Hindu Heritage Walk brings together Hindu Americans of all backgrounds, regardless of sampradaya and ethnicity to walk with pride for our heritage. Anyone of Hindu identity, practicing or non, is encouraged to attend, as well interfaith and civic leaders, and anyone interested to learn more. After a brief walk sharing prominent messages, we\’ll have a concluding program with speeches and cultural items, including performances and crafts for children. This is a great opportunity to join in celebration with the community.
On October 9th 2022 about 250 individuals gathered to join the Hindu Heritage Walk in Novi. The walk was the second of its kind, bringing together Hindu Americans, regardless of denomination, organization, race, or ethnic background, to connect and raise awareness. October is recognized as Hindu Heritage Month. It is the time of many prominent festivals, such as Navaratri, Durga Puja, and Diwali.
Hindu Americans have made many contributions to the state of Michigan, and this was recognized by Governor Whitmer in her proclamation. The community comprises many frontline healthcare workers, such as doctors, nurses, and pharmacists.

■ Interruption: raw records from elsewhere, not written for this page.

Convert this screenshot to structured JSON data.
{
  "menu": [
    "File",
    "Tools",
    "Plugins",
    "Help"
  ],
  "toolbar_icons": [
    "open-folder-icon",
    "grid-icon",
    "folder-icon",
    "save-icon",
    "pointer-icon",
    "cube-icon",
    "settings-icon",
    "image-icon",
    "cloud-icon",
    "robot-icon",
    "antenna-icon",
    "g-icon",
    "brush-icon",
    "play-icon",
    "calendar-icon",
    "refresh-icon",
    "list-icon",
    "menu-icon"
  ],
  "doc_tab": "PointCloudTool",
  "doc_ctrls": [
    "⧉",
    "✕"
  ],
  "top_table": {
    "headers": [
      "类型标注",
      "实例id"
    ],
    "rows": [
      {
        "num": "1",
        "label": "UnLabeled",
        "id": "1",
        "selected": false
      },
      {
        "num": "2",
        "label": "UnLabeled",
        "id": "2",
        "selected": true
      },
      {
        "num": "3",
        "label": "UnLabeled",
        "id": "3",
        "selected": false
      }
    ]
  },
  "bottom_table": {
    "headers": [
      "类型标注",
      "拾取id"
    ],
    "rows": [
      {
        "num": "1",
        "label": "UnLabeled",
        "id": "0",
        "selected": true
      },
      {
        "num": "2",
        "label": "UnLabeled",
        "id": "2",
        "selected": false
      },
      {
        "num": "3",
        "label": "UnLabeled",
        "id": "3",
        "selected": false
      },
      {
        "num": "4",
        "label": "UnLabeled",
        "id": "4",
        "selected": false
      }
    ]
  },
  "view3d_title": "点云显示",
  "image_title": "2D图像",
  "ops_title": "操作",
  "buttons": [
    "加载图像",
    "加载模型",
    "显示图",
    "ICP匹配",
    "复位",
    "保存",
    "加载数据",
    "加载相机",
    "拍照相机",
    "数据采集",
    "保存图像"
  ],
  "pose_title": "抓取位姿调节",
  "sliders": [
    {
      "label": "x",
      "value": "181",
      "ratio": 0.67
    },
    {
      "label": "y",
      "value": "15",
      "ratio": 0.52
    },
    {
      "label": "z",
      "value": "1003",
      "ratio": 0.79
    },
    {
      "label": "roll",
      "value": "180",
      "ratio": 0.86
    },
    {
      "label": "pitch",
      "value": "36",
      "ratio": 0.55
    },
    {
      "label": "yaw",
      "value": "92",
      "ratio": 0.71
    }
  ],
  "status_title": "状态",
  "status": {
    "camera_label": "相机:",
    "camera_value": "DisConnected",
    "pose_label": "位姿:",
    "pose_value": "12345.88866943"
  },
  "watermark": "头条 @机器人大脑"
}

Many are part of Michigan’s automotive industry or essential workers in other industries.
During the Covid-19 pandemic and through the Ukraine war, the Hindu community continued its involvement in the broader community. Many Hindu organizations were engaged in community service, also called ‘seva’, through which they have made masks, distributed food for the needy, provided free academic tutoring, held vaccine drives, and even flew to Poland to set up field kitchens to feed those fleeing the violence, providing counseling and relocation support.
Community leaders expressed appreciation for the recognition by city, state, and federal officials, in raising awareness and appreciation of the rich and ancient Hindu heritage. A few attendees mentioned how many members of the community were concerned over the recent violence against Hindu Americans and vandalism of Hindu temples in North America, as well as bigotry and promotion of hate and anti-Hindu violence by a number of American political groups.
Several interfaith community leaders attended the event. Former convener of the Troy Interfaith Group and Troy Police Chaplain, Rev. Dr. Robert Cornwall addressed the crowd, stating that “Southeast Michigan is rich in its religious diversity. As a Christian minister I have been blessed by Hindu friends. So in this moment of concern I stand in solidarity with my Hindu friends and neighbors.”
Mr. Bob Bruttell, co-founder and the current vice-chair of Interfaith Leadership Council of Metropolitan Detroit, shared his experience of working with the Hindu community in the Interfaith arena, especially in educating our school children through Religious Diversity Journeys program.
The concluding program after the walk, included not only a few speeches, but several performances by children. Young female students of the BAPS Shri Swaminarayan Mandir opened with a prayer for peace. Young children affiliated with The Hindu Temple of Canton, dressed up as deities and figures from the ancient civilization, garnering cheers from the crowd. In addition, there was a Kuchipudi (classical) dance performance as well as musical performances, both in the program and during the walk.
After an inspiring speech by Namrata Sandadi (Hindu Yuva, youth leader), Narayanaswamy (Nasy) Sankagiri, president of the Hindu Community Relations Council, thanked the grassroots collective and volunteers that came together to put this event together in under 2 weeks and all the speakers and special guests.